British Art Studies is a new online journal published by the Paul Mellon Centre for Studies in British Art (PMC), London, and the Yale Center for British Art (YCBA), New Haven.

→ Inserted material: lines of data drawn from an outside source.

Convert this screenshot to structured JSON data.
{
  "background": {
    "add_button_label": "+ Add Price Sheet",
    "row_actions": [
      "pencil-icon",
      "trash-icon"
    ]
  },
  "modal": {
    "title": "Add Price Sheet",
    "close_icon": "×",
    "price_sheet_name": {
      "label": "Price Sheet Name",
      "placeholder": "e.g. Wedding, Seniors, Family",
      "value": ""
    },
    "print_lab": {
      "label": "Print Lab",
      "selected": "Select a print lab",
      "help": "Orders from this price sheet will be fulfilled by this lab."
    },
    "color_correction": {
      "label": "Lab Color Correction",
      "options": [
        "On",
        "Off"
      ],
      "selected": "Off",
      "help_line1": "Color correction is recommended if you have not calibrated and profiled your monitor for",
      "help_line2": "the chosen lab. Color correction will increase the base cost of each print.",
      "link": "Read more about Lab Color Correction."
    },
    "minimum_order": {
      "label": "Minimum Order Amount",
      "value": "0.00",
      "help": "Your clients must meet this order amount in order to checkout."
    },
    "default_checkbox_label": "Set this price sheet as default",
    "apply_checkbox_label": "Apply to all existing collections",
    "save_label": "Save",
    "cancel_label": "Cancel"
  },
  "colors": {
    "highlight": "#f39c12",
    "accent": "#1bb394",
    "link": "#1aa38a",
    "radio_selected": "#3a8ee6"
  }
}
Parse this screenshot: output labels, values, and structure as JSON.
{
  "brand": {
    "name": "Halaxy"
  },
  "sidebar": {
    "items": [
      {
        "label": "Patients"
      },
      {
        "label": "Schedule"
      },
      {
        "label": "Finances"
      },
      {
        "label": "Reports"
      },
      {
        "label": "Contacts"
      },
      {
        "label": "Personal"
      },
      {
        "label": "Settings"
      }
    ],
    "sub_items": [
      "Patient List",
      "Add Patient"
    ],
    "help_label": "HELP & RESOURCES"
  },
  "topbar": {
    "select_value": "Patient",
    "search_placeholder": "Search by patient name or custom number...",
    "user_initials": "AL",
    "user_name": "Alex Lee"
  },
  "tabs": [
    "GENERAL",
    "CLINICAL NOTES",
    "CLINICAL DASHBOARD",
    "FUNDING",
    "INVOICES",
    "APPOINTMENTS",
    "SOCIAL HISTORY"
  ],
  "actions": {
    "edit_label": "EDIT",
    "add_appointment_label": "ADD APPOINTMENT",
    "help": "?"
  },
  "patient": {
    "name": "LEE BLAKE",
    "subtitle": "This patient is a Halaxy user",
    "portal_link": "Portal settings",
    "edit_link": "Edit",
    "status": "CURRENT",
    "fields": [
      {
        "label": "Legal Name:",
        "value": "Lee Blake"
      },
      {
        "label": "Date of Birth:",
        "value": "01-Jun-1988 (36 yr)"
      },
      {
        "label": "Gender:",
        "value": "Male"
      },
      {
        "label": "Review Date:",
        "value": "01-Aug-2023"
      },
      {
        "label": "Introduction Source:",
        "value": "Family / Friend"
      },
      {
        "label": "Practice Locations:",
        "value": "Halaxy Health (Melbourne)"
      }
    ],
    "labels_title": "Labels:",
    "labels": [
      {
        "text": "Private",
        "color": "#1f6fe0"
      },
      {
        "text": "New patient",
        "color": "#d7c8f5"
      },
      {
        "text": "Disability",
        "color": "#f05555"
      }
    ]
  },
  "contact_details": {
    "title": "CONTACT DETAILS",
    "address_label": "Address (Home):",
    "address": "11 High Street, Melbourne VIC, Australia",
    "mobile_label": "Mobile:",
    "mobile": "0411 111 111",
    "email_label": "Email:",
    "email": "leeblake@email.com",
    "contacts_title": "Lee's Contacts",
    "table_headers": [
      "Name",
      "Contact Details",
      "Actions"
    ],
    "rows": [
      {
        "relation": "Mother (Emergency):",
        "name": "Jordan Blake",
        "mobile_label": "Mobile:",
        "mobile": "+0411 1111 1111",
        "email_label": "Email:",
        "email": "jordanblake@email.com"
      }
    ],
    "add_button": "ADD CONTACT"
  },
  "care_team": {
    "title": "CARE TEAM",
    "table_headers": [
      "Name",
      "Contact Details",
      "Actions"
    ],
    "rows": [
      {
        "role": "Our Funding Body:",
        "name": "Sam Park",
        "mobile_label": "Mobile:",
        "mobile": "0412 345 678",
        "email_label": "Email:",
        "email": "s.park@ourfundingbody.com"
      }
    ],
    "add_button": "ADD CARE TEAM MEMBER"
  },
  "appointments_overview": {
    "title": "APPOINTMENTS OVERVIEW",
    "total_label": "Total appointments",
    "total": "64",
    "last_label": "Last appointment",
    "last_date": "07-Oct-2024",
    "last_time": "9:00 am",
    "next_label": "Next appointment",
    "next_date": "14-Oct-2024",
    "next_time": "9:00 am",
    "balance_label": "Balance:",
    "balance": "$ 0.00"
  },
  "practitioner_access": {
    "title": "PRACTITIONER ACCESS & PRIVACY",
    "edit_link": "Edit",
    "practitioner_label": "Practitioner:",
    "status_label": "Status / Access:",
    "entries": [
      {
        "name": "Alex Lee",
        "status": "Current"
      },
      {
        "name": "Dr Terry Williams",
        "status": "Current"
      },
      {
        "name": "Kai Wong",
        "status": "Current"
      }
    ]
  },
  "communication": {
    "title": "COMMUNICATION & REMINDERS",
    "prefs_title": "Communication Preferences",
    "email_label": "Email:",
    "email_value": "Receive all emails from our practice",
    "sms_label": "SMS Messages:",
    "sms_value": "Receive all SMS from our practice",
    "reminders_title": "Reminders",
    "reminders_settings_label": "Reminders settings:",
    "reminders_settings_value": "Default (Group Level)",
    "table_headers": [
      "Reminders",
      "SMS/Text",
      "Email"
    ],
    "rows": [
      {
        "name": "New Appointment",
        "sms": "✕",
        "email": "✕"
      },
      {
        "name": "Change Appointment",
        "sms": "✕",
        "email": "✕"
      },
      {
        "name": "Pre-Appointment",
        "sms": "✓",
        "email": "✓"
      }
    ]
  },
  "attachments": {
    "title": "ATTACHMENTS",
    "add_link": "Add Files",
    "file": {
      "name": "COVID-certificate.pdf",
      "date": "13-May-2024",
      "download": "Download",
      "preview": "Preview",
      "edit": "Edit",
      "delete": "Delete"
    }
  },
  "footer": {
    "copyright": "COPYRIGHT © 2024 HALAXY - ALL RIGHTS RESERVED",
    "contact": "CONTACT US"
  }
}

Since the launch of issue 1 in November 2015, over 16,000 unique users have accessed the content of the journal.
When Star Trek debuted on NBC on September 8, 1966, there was little indication that its longevity across multiple platforms (films, series, books) would rival that of series such as Doctor Who, or that the series (and its fans) would become fixtures of popular culture, objects of academic study, and an outsized influence on science fiction.
This year marks the 50th anniversary of the hit franchise, and celebrations of its cultural impact have been as varied as the show’s own incarnations.